• What the task asks
Only the pictures are to be left out; write out the rest of the data exactly.

• Given entries
________

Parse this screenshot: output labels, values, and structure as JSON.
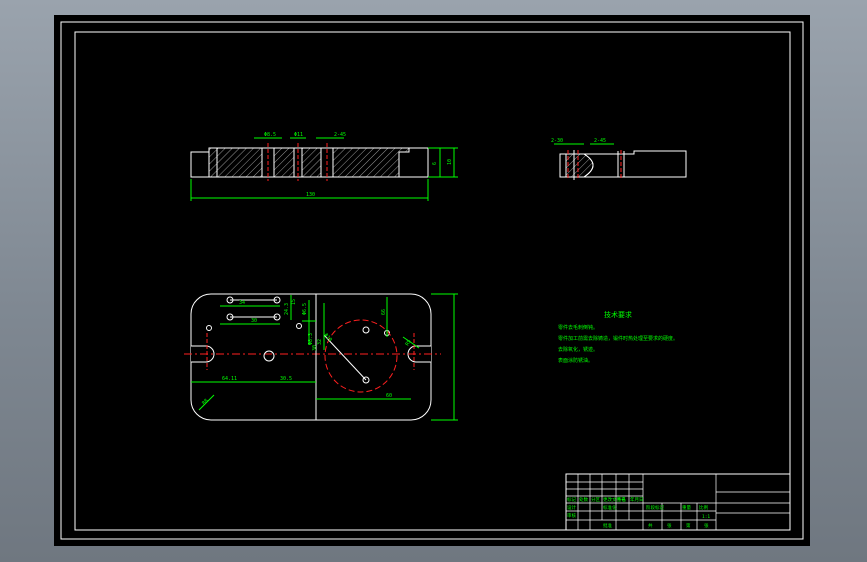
{
  "colors": {
    "background": "#000000",
    "frame": "#ffffff",
    "dimension": "#00ff00",
    "centerline": "#ff2020",
    "hatch": "#ffffff",
    "text": "#00ff00"
  },
  "views": {
    "front_dims": {
      "d1": "Φ8.5",
      "d2": "Φ11",
      "d3": "2-45",
      "height_a": "6",
      "height_b": "10",
      "length": "130"
    },
    "side_dims": {
      "d1": "2-30",
      "d2": "2-45"
    },
    "plan_dims": {
      "a": "34",
      "b": "30",
      "c": "24.3",
      "d": "15",
      "e": "Φ6.5",
      "f": "Φ8.3",
      "g": "32",
      "h": "66",
      "i": "R8",
      "j": "Φ10",
      "k": "R5",
      "l": "30",
      "m": "64.11",
      "n": "30.5",
      "o": "60"
    }
  },
  "notes": {
    "title": "技术要求",
    "lines": [
      "零件去毛刺倒钝。",
      "零件加工前需去除铸造，锻件时热处理至要求的硬度。",
      "去除氧化，锈迹。",
      "表面涂防锈油。"
    ]
  },
  "title_block": {
    "row1": [
      "标记",
      "处数",
      "分区",
      "更改文件号",
      "签名",
      "年月日"
    ],
    "row2": [
      "设计",
      "",
      "",
      "标准化",
      "",
      ""
    ],
    "labels": [
      "阶段标记",
      "重量",
      "比例"
    ],
    "scale": "1:1",
    "sheet": [
      "共",
      "张",
      "第",
      "张"
    ],
    "approve": "批准",
    "check": "审核"
  }
}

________

• Solution for this exercise
Parse this screenshot: output labels, values, and structure as JSON.
{
  "colors": {
    "background": "#000000",
    "frame": "#ffffff",
    "dimension": "#00ff00",
    "centerline": "#ff2020",
    "hatch": "#ffffff",
    "text": "#00ff00"
  },
  "views": {
    "front_dims": {
      "d1": "Φ8.5",
      "d2": "Φ11",
      "d3": "2-45",
      "height_a": "6",
      "height_b": "10",
      "length": "130"
    },
    "side_dims": {
      "d1": "2-30",
      "d2": "2-45"
    },
    "plan_dims": {
      "a": "34",
      "b": "30",
      "c": "24.3",
      "d": "15",
      "e": "Φ6.5",
      "f": "Φ8.3",
      "g": "32",
      "h": "66",
      "i": "R8",
      "j": "Φ10",
      "k": "R5",
      "l": "30",
      "m": "64.11",
      "n": "30.5",
      "o": "60"
    }
  },
  "notes": {
    "title": "技术要求",
    "lines": [
      "零件去毛刺倒钝。",
      "零件加工前需去除铸造，锻件时热处理至要求的硬度。",
      "去除氧化，锈迹。",
      "表面涂防锈油。"
    ]
  },
  "title_block": {
    "row1": [
      "标记",
      "处数",
      "分区",
      "更改文件号",
      "签名",
      "年月日"
    ],
    "row2": [
      "设计",
      "",
      "",
      "标准化",
      "",
      ""
    ],
    "labels": [
      "阶段标记",
      "重量",
      "比例"
    ],
    "scale": "1:1",
    "sheet": [
      "共",
      "张",
      "第",
      "张"
    ],
    "approve": "批准",
    "check": "审核"
  }
}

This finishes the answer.